● **Activity**
Locate every line in the records below that contains the word "bash", and copy each one.

*** Opening of Entries provided ***

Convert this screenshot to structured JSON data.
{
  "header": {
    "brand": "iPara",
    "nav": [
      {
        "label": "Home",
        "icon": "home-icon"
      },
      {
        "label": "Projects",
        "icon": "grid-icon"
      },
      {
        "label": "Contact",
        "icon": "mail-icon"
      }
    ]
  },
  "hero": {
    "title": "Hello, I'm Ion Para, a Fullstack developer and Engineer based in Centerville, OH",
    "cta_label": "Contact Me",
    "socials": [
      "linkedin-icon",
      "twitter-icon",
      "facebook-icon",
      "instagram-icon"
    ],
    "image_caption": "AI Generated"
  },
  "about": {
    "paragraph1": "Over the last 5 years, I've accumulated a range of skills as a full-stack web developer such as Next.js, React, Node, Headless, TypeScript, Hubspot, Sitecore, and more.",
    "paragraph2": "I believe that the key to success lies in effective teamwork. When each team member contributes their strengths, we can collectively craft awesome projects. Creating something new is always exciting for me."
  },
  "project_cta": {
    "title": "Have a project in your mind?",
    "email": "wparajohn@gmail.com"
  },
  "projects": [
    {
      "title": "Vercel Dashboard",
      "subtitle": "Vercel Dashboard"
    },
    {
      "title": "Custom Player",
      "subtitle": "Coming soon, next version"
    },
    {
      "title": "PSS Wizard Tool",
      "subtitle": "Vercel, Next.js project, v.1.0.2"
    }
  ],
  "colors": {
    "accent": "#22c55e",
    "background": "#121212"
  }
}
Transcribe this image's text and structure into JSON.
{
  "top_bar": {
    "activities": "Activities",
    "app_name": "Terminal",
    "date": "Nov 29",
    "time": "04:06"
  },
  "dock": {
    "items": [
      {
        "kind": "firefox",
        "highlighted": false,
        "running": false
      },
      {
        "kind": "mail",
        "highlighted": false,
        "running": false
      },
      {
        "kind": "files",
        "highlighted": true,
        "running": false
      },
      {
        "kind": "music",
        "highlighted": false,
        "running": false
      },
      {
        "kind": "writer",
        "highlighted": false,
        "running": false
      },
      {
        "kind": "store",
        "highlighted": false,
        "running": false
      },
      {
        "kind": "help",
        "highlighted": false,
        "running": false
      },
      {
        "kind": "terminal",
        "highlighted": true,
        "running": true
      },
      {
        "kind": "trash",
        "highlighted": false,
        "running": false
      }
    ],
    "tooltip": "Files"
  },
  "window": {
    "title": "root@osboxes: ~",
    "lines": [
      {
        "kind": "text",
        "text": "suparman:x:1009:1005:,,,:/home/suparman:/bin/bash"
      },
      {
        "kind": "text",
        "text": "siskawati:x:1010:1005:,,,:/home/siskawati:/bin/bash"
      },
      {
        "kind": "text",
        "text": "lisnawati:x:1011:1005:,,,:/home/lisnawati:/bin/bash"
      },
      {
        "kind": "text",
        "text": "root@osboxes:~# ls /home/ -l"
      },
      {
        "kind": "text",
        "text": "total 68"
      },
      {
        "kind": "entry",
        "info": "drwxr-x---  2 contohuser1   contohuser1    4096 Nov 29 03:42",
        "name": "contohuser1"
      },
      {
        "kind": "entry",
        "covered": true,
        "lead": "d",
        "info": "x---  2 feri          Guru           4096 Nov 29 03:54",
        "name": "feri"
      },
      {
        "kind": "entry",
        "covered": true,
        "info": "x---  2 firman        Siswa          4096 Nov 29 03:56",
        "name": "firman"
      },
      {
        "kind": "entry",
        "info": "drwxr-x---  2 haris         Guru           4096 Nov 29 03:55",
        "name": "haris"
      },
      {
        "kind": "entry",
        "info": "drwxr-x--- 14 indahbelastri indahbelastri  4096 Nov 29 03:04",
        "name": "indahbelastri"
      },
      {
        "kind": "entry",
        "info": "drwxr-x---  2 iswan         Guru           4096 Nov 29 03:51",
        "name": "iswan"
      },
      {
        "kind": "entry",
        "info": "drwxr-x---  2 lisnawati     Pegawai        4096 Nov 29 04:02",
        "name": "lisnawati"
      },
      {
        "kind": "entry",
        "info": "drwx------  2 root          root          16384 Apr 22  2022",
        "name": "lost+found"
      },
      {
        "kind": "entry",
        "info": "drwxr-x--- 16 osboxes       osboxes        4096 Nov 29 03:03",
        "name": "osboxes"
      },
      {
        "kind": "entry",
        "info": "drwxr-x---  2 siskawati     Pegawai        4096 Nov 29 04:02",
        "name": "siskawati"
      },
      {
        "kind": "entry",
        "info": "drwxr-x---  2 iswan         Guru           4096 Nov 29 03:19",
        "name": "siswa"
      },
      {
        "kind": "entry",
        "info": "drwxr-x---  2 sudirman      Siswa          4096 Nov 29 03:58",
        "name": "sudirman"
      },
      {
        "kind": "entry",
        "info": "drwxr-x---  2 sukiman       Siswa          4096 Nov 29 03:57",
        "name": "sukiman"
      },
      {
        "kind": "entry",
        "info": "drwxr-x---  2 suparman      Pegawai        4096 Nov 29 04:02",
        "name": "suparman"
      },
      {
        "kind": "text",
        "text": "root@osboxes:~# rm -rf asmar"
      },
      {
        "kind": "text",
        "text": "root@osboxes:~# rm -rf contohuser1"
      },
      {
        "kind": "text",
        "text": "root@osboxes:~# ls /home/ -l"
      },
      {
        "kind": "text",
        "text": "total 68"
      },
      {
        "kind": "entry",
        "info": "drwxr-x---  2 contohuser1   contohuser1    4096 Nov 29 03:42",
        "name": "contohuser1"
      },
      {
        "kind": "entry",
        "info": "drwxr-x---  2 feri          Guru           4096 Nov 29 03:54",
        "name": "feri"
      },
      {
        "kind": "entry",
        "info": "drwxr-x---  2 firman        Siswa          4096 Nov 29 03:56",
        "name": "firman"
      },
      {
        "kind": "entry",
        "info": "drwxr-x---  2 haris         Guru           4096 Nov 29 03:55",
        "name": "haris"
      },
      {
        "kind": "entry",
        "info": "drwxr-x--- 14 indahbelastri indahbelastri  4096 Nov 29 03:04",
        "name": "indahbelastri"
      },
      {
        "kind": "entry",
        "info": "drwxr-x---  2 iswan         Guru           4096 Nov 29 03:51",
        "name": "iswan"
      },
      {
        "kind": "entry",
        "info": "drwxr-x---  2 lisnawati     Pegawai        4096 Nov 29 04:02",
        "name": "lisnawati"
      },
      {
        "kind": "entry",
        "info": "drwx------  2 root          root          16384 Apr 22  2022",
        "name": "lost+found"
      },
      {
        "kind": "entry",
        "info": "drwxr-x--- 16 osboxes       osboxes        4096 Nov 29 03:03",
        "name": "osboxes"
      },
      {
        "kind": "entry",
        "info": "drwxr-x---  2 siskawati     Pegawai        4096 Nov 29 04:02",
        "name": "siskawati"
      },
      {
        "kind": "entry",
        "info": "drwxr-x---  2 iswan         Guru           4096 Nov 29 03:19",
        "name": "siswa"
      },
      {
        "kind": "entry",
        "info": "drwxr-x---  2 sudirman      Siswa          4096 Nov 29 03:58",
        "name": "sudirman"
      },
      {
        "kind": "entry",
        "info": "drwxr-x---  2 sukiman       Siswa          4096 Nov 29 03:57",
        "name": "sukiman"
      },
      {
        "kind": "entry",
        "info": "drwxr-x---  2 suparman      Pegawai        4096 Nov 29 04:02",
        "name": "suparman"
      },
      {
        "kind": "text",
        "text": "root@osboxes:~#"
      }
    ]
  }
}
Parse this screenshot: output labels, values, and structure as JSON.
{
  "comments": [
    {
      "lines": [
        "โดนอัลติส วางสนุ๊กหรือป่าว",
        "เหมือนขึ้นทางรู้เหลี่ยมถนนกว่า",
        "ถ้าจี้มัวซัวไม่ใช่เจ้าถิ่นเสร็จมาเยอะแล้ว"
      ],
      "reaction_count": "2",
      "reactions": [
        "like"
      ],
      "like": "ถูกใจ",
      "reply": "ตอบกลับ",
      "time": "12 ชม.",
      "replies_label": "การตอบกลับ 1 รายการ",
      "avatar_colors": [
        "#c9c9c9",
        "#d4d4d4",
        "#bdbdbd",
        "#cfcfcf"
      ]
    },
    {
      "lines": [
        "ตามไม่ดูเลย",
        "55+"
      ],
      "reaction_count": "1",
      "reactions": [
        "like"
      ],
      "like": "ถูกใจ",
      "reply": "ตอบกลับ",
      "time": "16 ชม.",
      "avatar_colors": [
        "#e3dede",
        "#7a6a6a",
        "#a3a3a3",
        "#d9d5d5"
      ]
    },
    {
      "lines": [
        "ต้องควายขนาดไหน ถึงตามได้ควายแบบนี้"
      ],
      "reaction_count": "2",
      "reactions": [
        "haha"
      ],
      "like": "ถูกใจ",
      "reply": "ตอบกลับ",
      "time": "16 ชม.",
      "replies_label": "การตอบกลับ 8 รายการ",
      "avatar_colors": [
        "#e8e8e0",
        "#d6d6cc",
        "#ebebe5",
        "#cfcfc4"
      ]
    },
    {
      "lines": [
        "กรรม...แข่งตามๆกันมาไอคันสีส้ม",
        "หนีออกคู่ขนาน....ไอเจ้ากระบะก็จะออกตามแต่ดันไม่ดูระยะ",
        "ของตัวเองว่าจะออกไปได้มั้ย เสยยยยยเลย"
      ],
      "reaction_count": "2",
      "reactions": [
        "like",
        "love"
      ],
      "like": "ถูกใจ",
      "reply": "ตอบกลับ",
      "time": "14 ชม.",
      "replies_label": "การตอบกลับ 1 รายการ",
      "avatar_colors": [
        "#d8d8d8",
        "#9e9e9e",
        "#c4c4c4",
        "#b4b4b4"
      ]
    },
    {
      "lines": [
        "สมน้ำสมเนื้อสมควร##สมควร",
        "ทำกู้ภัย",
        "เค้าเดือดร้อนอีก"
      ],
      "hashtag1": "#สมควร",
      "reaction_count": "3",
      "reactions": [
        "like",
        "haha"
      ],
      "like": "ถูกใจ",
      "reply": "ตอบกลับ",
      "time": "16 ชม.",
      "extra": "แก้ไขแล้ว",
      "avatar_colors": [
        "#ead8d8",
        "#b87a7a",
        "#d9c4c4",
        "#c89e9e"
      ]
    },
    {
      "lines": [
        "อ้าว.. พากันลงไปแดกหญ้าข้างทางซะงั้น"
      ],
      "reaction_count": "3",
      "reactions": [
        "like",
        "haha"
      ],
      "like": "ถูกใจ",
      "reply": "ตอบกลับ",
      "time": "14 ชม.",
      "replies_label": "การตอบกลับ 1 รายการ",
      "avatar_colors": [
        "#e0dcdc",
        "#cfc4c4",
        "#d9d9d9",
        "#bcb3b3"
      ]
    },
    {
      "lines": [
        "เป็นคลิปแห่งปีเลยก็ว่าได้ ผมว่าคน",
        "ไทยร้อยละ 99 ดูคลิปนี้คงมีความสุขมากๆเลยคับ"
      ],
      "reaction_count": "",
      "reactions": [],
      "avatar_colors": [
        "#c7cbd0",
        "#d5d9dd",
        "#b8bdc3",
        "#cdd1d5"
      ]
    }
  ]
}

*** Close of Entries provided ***

● **Expected answer**
        "text": "suparman:x:1009:1005:,,,:/home/suparman:/bin/bash"
        "text": "siskawati:x:1010:1005:,,,:/home/siskawati:/bin/bash"
        "text": "lisnawati:x:1011:1005:,,,:/home/lisnawati:/bin/bash"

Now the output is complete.